“She’s a force, and she’s a positive force,” Page said. Lots of people come to the city with complaints, ideas and requests, he said, but Owczarski’s bold proposal was different because she put in the work to prove how it could benefit River Bend. She even got a relative of the Royal family for which the park was named to give their blessing.
“Everything that she forecasted could happen has happened — and more,” he said. “Every so often when I drive by in that part of the city, I just smile when I see what she’s done there.”
Before the pandemic, neighbor kids flocked to Owczarski’s place to help dig in the dirt and plant seeds. They came to play with her kids, ages 4, 3 and 7 months, and to see the beehive, which makes more than 50 pounds of honey each year. And, of course, to see the chickens.
“They’re rescues,” Owczarski laughs, but she’s not kidding. She got them from an Iowa processing plant that put an ad on Craigslist.
This year, what was a team sport has become more solitary. During warmer months, Owczarski kept herself company while working outside sometimes as late as midnight by listening to podcasts. She rattled off a dozen favorites: Code Switch, Reveal, The Endless Honeymoon Podcast, Dr. Death, Family Secrets, 1619, Hidden Brain, Boom!
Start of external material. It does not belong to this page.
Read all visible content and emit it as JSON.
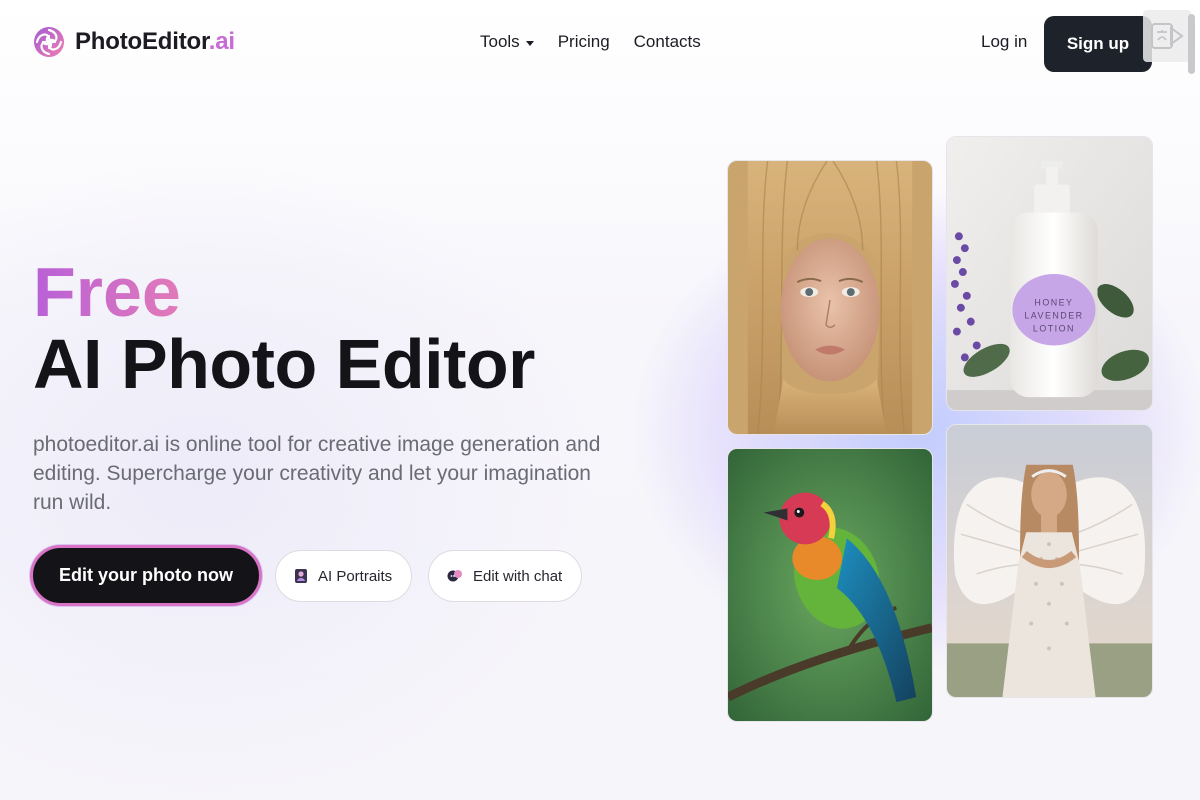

Lawyered, Fresh Air, Criminal, Ear Hustle, Eater’s Digest.
In those quieter, kid-free hours, it’s easier to recognize just how much she’s created in a few years.
“It’s come true in my life that if you want to be something, you just have to start being it,” she said. “If you want to see something happen, you just have to start building it.”
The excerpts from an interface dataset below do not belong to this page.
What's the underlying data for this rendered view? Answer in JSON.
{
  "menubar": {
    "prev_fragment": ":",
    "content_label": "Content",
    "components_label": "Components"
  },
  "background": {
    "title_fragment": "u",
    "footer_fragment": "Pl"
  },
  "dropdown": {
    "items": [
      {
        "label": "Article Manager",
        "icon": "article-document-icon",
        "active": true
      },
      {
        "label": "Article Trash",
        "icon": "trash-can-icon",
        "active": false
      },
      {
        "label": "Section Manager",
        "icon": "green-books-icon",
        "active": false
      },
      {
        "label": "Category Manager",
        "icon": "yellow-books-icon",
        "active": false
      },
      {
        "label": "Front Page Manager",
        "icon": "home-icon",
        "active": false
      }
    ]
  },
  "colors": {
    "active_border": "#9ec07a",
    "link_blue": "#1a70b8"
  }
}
She is also steadily growing her network and knowledge of what she calls “collective farming,” a movement to share tools and tractors as well as labor and marketing to try to eliminate barriers and make everybody’s lives easier.
Most important, she said, her work is about creating a sense of community ownership. She stressed that nothing would be possible without her husband, those who helped launch the community fridge — Zakariyah Hill, Billy Weathers, Austin Neal and Rheya Spigner — and those who frequent the farm, including Lyssa Wade, Kennady Lilly, Kari Bienert, Brett McClavy, Nicole Winebrenner, Amy Brooks Murphy, Jacob Schroeder, Laura Rodriguez, Keri Thien and Aubrey Alvarez.
Janelle Mueller, a close friend and former Eighth Street neighbor, says Owczarski is one of the most well-connected people she knows because people truly want to be in her orbit.
“She looks at trends outside of Des Moines, she looks at the bigger picture, and that’s where her frustrations are … because making all this happen has not been easy,” Mueller said.
To Mueller, nothing symbolizes Owczarski better than the freshly baked bread she sells at her farm stand. Made with just a few simple ingredients, it’s become special to the people it feeds, she said.
“Bread is a common denominator throughout the whole world,” Mueller said. “But her bread comes with a great deal of love, caring and compassion for everyone.”